◆ INSTRUCTIONS FOR THE TASK ◆
Reproduce the data below in full and to the letter, images excepted.

◆ DATA TO EXAMINE ◆
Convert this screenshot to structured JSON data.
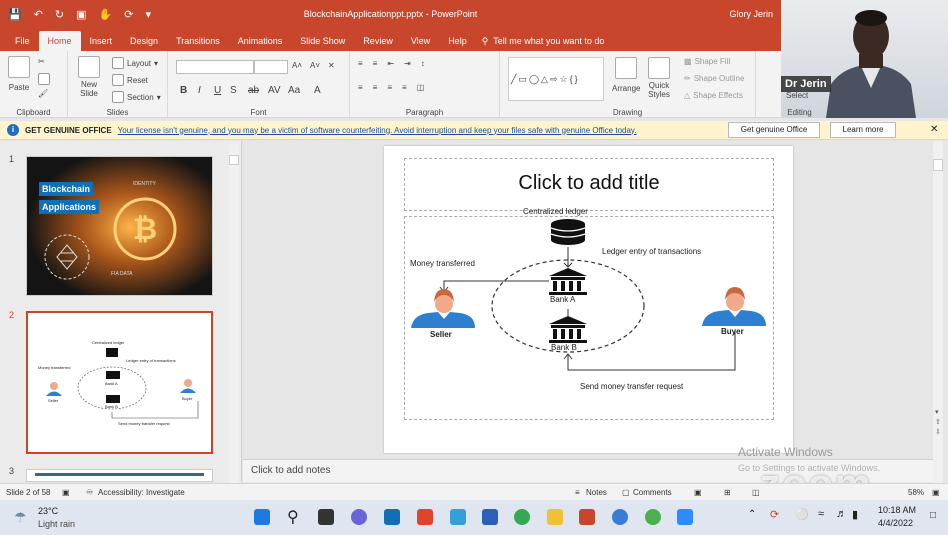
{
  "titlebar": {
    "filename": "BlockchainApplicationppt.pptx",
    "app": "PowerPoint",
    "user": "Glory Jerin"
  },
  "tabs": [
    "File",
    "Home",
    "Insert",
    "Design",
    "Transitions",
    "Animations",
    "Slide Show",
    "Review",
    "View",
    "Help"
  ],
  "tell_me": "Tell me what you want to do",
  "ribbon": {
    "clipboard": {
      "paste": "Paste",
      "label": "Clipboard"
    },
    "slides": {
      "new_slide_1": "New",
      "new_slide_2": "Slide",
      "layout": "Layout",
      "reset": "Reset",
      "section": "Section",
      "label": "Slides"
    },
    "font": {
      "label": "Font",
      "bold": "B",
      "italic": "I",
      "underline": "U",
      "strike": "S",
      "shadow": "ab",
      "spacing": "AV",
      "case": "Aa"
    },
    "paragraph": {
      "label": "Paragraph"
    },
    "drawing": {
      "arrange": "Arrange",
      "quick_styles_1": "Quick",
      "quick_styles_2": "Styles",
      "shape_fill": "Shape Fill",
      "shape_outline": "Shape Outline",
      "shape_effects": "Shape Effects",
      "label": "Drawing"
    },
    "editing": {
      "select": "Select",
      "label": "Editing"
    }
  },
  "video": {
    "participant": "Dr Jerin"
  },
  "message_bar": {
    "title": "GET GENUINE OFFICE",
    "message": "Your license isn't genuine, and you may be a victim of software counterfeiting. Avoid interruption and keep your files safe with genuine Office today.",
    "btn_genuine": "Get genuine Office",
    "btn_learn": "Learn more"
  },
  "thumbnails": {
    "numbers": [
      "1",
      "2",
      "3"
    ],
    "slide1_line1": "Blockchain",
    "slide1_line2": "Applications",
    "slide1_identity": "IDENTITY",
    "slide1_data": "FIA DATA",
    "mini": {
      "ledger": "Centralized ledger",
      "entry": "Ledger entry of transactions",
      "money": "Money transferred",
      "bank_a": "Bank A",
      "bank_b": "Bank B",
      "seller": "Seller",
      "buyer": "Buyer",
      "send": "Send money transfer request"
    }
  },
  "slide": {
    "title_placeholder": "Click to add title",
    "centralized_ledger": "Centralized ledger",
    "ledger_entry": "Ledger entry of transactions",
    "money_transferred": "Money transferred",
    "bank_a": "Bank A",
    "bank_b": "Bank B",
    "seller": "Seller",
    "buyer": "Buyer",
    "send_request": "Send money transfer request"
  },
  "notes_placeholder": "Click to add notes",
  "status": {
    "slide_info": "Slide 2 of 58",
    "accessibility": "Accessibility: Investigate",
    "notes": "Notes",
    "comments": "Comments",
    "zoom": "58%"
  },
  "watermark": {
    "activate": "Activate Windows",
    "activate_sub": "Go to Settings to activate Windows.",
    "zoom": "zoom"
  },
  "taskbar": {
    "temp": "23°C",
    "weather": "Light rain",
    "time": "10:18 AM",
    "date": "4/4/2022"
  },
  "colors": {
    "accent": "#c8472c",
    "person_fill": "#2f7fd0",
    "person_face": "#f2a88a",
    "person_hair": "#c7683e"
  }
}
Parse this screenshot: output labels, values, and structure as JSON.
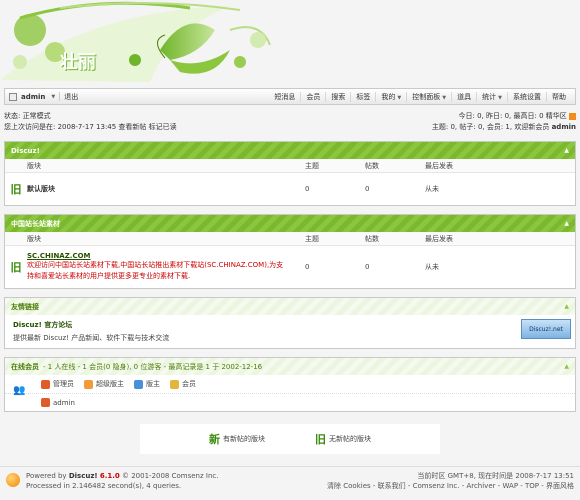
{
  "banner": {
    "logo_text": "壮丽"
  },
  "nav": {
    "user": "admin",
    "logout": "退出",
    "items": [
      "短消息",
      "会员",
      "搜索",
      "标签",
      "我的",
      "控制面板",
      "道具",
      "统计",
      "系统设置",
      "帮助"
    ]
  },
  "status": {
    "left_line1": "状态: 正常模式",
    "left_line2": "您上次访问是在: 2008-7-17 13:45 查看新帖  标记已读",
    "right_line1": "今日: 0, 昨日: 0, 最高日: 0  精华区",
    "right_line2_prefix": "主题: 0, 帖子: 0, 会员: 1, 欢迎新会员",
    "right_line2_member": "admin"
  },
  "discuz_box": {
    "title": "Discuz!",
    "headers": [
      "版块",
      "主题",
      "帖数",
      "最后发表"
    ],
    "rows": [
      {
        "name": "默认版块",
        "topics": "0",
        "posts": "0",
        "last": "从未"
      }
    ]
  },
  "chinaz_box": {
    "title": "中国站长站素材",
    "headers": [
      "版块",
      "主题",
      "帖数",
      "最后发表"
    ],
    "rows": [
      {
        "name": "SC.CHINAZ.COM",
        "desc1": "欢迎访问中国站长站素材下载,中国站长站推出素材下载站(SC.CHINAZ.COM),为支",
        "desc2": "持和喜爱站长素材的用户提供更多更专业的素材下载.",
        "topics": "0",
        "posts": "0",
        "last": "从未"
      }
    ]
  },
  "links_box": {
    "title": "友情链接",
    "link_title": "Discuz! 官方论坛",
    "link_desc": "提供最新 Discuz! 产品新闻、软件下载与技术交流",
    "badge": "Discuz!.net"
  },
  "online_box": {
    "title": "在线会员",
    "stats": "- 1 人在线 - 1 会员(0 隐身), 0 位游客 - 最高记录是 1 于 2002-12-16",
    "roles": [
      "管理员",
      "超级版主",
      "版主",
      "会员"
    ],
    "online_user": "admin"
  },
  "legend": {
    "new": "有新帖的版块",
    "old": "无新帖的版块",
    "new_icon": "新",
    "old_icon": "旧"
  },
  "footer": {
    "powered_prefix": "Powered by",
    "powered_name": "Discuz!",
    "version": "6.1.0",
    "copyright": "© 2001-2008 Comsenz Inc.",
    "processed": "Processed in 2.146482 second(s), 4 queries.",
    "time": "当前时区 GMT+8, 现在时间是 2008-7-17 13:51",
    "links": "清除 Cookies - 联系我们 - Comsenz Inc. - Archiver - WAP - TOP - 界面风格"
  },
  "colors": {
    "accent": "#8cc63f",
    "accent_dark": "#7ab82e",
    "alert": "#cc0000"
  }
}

◆ ANSWER ◆
Convert this screenshot to structured JSON data.
{
  "titlebar": {
    "filename": "BlockchainApplicationppt.pptx",
    "app": "PowerPoint",
    "user": "Glory Jerin"
  },
  "tabs": [
    "File",
    "Home",
    "Insert",
    "Design",
    "Transitions",
    "Animations",
    "Slide Show",
    "Review",
    "View",
    "Help"
  ],
  "tell_me": "Tell me what you want to do",
  "ribbon": {
    "clipboard": {
      "paste": "Paste",
      "label": "Clipboard"
    },
    "slides": {
      "new_slide_1": "New",
      "new_slide_2": "Slide",
      "layout": "Layout",
      "reset": "Reset",
      "section": "Section",
      "label": "Slides"
    },
    "font": {
      "label": "Font",
      "bold": "B",
      "italic": "I",
      "underline": "U",
      "strike": "S",
      "shadow": "ab",
      "spacing": "AV",
      "case": "Aa"
    },
    "paragraph": {
      "label": "Paragraph"
    },
    "drawing": {
      "arrange": "Arrange",
      "quick_styles_1": "Quick",
      "quick_styles_2": "Styles",
      "shape_fill": "Shape Fill",
      "shape_outline": "Shape Outline",
      "shape_effects": "Shape Effects",
      "label": "Drawing"
    },
    "editing": {
      "select": "Select",
      "label": "Editing"
    }
  },
  "video": {
    "participant": "Dr Jerin"
  },
  "message_bar": {
    "title": "GET GENUINE OFFICE",
    "message": "Your license isn't genuine, and you may be a victim of software counterfeiting. Avoid interruption and keep your files safe with genuine Office today.",
    "btn_genuine": "Get genuine Office",
    "btn_learn": "Learn more"
  },
  "thumbnails": {
    "numbers": [
      "1",
      "2",
      "3"
    ],
    "slide1_line1": "Blockchain",
    "slide1_line2": "Applications",
    "slide1_identity": "IDENTITY",
    "slide1_data": "FIA DATA",
    "mini": {
      "ledger": "Centralized ledger",
      "entry": "Ledger entry of transactions",
      "money": "Money transferred",
      "bank_a": "Bank A",
      "bank_b": "Bank B",
      "seller": "Seller",
      "buyer": "Buyer",
      "send": "Send money transfer request"
    }
  },
  "slide": {
    "title_placeholder": "Click to add title",
    "centralized_ledger": "Centralized ledger",
    "ledger_entry": "Ledger entry of transactions",
    "money_transferred": "Money transferred",
    "bank_a": "Bank A",
    "bank_b": "Bank B",
    "seller": "Seller",
    "buyer": "Buyer",
    "send_request": "Send money transfer request"
  },
  "notes_placeholder": "Click to add notes",
  "status": {
    "slide_info": "Slide 2 of 58",
    "accessibility": "Accessibility: Investigate",
    "notes": "Notes",
    "comments": "Comments",
    "zoom": "58%"
  },
  "watermark": {
    "activate": "Activate Windows",
    "activate_sub": "Go to Settings to activate Windows.",
    "zoom": "zoom"
  },
  "taskbar": {
    "temp": "23°C",
    "weather": "Light rain",
    "time": "10:18 AM",
    "date": "4/4/2022"
  },
  "colors": {
    "accent": "#c8472c",
    "person_fill": "#2f7fd0",
    "person_face": "#f2a88a",
    "person_hair": "#c7683e"
  }
}
Parse this screenshot: output labels, values, and structure as JSON.
{
  "banner": {
    "logo_text": "壮丽"
  },
  "nav": {
    "user": "admin",
    "logout": "退出",
    "items": [
      "短消息",
      "会员",
      "搜索",
      "标签",
      "我的",
      "控制面板",
      "道具",
      "统计",
      "系统设置",
      "帮助"
    ]
  },
  "status": {
    "left_line1": "状态: 正常模式",
    "left_line2": "您上次访问是在: 2008-7-17 13:45 查看新帖  标记已读",
    "right_line1": "今日: 0, 昨日: 0, 最高日: 0  精华区",
    "right_line2_prefix": "主题: 0, 帖子: 0, 会员: 1, 欢迎新会员",
    "right_line2_member": "admin"
  },
  "discuz_box": {
    "title": "Discuz!",
    "headers": [
      "版块",
      "主题",
      "帖数",
      "最后发表"
    ],
    "rows": [
      {
        "name": "默认版块",
        "topics": "0",
        "posts": "0",
        "last": "从未"
      }
    ]
  },
  "chinaz_box": {
    "title": "中国站长站素材",
    "headers": [
      "版块",
      "主题",
      "帖数",
      "最后发表"
    ],
    "rows": [
      {
        "name": "SC.CHINAZ.COM",
        "desc1": "欢迎访问中国站长站素材下载,中国站长站推出素材下载站(SC.CHINAZ.COM),为支",
        "desc2": "持和喜爱站长素材的用户提供更多更专业的素材下载.",
        "topics": "0",
        "posts": "0",
        "last": "从未"
      }
    ]
  },
  "links_box": {
    "title": "友情链接",
    "link_title": "Discuz! 官方论坛",
    "link_desc": "提供最新 Discuz! 产品新闻、软件下载与技术交流",
    "badge": "Discuz!.net"
  },
  "online_box": {
    "title": "在线会员",
    "stats": "- 1 人在线 - 1 会员(0 隐身), 0 位游客 - 最高记录是 1 于 2002-12-16",
    "roles": [
      "管理员",
      "超级版主",
      "版主",
      "会员"
    ],
    "online_user": "admin"
  },
  "legend": {
    "new": "有新帖的版块",
    "old": "无新帖的版块",
    "new_icon": "新",
    "old_icon": "旧"
  },
  "footer": {
    "powered_prefix": "Powered by",
    "powered_name": "Discuz!",
    "version": "6.1.0",
    "copyright": "© 2001-2008 Comsenz Inc.",
    "processed": "Processed in 2.146482 second(s), 4 queries.",
    "time": "当前时区 GMT+8, 现在时间是 2008-7-17 13:51",
    "links": "清除 Cookies - 联系我们 - Comsenz Inc. - Archiver - WAP - TOP - 界面风格"
  },
  "colors": {
    "accent": "#8cc63f",
    "accent_dark": "#7ab82e",
    "alert": "#cc0000"
  }
}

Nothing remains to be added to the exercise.